%%
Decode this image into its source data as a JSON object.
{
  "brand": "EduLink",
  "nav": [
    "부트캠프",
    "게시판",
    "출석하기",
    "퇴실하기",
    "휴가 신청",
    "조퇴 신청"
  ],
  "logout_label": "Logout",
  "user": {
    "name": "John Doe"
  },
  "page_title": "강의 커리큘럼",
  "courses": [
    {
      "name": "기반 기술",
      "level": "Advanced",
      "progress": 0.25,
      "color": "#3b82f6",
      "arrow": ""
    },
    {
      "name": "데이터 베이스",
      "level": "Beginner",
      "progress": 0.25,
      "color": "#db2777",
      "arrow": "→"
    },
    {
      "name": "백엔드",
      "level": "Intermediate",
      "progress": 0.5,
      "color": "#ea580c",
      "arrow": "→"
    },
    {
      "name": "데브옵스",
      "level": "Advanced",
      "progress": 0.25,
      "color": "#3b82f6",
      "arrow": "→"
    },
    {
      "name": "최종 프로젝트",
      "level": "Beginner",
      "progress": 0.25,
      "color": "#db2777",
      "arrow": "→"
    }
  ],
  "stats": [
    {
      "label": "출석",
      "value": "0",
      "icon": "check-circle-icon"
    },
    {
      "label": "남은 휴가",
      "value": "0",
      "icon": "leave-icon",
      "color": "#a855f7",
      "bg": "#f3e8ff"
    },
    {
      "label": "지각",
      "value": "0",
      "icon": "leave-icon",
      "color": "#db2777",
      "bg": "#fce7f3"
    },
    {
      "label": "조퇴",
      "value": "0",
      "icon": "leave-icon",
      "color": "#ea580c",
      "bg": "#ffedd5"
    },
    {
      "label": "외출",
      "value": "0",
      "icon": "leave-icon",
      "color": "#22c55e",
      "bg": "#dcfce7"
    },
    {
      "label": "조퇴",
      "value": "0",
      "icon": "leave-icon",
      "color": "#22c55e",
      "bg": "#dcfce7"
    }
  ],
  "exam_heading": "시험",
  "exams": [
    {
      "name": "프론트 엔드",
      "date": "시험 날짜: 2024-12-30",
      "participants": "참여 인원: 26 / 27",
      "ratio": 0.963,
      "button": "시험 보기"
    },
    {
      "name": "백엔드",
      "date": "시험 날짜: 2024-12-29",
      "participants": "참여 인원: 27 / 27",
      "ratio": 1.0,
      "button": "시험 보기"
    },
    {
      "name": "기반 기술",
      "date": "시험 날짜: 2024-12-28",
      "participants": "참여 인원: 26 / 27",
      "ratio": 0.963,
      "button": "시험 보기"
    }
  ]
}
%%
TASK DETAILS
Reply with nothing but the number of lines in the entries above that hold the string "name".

EXERCISE SOLUTION
9